*To do:*
Only the lines holding "nSport" are wanted; find them in the listing and return each one.

*Material to process:*

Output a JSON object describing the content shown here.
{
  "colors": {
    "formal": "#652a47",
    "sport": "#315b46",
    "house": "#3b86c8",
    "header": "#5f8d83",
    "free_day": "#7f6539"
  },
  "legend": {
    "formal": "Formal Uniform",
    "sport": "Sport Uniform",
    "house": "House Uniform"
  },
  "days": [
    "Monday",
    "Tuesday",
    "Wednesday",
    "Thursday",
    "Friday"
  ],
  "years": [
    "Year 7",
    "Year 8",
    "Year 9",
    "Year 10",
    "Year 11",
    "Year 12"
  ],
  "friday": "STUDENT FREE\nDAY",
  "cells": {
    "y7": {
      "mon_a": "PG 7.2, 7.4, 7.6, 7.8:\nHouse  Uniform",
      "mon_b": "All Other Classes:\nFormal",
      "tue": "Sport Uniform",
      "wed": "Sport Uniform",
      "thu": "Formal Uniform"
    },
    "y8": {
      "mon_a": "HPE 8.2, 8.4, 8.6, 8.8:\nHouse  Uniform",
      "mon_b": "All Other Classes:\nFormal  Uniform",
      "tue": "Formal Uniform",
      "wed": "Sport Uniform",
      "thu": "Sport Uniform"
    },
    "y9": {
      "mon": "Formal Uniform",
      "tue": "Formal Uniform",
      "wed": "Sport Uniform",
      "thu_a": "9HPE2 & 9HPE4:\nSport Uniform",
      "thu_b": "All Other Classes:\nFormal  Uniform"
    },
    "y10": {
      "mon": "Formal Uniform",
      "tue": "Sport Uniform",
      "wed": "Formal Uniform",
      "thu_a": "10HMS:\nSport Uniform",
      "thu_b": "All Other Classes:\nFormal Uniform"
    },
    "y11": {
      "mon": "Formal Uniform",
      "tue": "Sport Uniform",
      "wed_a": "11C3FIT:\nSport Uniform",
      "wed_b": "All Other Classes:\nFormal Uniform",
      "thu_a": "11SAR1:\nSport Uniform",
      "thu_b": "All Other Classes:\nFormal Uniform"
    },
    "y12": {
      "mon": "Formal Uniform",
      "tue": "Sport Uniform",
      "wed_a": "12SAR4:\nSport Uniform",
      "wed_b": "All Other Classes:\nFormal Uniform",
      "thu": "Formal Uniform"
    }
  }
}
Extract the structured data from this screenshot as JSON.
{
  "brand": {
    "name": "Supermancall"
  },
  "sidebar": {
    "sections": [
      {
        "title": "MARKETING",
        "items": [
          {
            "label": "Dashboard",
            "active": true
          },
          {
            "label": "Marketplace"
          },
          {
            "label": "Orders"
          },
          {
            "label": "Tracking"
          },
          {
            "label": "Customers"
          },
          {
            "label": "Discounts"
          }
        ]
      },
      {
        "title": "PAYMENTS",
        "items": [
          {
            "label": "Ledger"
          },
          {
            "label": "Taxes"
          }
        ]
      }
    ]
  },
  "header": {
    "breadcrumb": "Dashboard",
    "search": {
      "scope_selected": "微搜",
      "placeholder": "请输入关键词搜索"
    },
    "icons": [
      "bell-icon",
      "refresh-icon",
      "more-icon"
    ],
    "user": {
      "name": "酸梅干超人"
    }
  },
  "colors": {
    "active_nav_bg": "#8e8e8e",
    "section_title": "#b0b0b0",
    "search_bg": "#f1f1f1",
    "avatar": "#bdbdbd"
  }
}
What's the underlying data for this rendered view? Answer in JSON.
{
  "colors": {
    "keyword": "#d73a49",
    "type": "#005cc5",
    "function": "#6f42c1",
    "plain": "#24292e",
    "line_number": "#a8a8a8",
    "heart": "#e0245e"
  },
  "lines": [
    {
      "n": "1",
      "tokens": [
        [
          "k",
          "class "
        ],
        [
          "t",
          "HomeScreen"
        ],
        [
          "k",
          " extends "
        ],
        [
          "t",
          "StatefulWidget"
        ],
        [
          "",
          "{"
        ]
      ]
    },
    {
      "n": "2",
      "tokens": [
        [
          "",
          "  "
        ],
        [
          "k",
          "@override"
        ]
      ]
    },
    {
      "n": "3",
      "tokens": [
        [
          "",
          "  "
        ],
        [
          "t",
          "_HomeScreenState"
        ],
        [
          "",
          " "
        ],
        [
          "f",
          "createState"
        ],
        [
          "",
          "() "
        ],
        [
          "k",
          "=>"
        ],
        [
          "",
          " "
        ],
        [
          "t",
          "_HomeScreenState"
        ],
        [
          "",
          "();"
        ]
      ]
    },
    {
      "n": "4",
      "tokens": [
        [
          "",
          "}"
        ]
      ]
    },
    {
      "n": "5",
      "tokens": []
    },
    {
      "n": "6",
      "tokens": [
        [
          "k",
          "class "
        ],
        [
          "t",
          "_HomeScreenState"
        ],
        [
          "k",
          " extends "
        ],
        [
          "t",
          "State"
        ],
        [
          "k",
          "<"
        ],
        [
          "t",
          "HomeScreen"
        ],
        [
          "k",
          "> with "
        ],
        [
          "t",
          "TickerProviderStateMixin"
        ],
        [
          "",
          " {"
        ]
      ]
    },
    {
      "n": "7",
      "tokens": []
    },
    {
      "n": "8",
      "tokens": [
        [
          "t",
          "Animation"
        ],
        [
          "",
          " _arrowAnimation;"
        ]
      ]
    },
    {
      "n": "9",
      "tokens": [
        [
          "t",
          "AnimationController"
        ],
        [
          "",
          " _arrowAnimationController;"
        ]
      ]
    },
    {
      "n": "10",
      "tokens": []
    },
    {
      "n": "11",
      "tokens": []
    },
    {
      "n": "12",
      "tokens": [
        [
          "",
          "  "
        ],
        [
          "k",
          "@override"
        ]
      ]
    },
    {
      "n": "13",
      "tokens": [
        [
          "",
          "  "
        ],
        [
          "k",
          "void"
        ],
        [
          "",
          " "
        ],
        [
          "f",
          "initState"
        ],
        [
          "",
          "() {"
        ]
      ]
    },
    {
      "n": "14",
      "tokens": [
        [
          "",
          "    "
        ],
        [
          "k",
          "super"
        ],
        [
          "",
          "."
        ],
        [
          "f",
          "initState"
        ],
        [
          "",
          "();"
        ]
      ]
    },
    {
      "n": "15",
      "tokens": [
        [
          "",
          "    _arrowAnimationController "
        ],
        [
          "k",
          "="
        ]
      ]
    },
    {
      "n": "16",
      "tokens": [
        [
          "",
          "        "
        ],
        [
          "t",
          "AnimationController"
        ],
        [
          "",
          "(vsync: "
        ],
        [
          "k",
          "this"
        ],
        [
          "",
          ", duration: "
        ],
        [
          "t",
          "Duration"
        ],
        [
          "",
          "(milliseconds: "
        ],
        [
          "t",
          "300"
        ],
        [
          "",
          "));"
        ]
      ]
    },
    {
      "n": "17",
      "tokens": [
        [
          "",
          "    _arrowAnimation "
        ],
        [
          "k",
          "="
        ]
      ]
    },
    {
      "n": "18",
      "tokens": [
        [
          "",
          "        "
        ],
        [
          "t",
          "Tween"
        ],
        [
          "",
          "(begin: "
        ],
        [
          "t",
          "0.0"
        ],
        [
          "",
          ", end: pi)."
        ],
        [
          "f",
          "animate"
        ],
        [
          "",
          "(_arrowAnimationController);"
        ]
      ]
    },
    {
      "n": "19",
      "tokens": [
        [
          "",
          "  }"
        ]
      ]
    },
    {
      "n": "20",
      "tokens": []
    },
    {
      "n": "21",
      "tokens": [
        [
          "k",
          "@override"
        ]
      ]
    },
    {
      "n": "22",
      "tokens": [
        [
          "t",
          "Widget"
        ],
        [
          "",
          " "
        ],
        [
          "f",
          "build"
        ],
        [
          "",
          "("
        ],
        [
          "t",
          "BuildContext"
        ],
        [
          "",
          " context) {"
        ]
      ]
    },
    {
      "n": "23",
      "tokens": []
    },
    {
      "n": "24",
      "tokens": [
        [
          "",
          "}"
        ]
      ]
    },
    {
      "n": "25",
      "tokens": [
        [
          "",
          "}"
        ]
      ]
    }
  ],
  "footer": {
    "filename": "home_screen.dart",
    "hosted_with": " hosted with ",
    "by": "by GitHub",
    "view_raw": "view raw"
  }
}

*Your response:*
      "thu_a": "9HPE2 & 9HPE4:\nSport Uniform",
      "thu_a": "10HMS:\nSport Uniform",
      "wed_a": "11C3FIT:\nSport Uniform",
      "thu_a": "11SAR1:\nSport Uniform",
      "wed_a": "12SAR4:\nSport Uniform",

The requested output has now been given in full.